And sometimes in life you have seemingly significant events, which you think ought to mean something, or work some obvious spiritual outcome, so you go looking for that — but you can’t always find it. In my case, my father died when I was four, my sister was six and my Mum was six-months pregnant with my younger sister — and in all honesty, none of us can see any good that has come from that — yet. But it’s not hard to spot a few bad consequences. So if I am having bad day with being single — because being single and childless is not what I wanted for my life, and I can’t pretend otherwise — I can start wondering why and thinking: my father died when I was four and I grew up without any men particularly involved in my life, and that’s probably why I seem to have a problem somewhere in relating to men, and men don’t seem to understand that I am only independent because I’ve had to be, and so on and so on … and a few minutes later I have lined up all the causes and effects, concocted a whole scenario and it’s all bad.
But even worse, most of the time it’s all about me, and the fact that my life today isn’t the way I wanted it to be.
So I was challenged to be humble as Di mentioned and remember that it’s God who is writing the story, that I actually can’t see everything and join all the dots and the end has not yet been told. And, as Di and Carmelina reminded us, my father might have died in an accident, but God was in it and the life I have subsequently is not an accident, and there are reasons for things I may never know this side of heaven — but I can know that in them God is working for good.
And it’s not just my good either, but the good of his people and the work of the gospel.
And so for the times when, because my life isn’t the life I wanted, I don’t really feel like making good use of it for Jesus, I was convicted that even though I am not Esther, or Jesus, I still need to say “not what I will, but what you will” in all the details of my life. And I need to be responsible for making the most of the circumstances I am in to work for the gospel and point people to Jesus.

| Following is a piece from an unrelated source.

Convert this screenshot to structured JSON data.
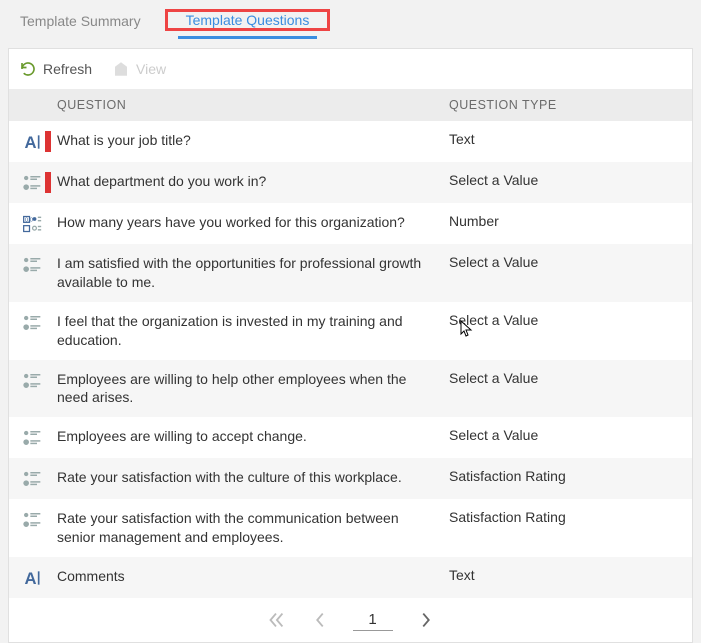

Thank you for the story of Esther and for what it reveals of your hidden involvement in the lives of individuals and in the salvation of your people. And Lord when we don’t understand what eternal plans would be disrupted if your ordered our circumstances as we desired, and instead they go in directions other than those we hoped, help us not to revolt against you in our hearts, but to trust you and your plans, to humbly submit to your work in our lives in making us more like your Son and to truly believe that you are our only good.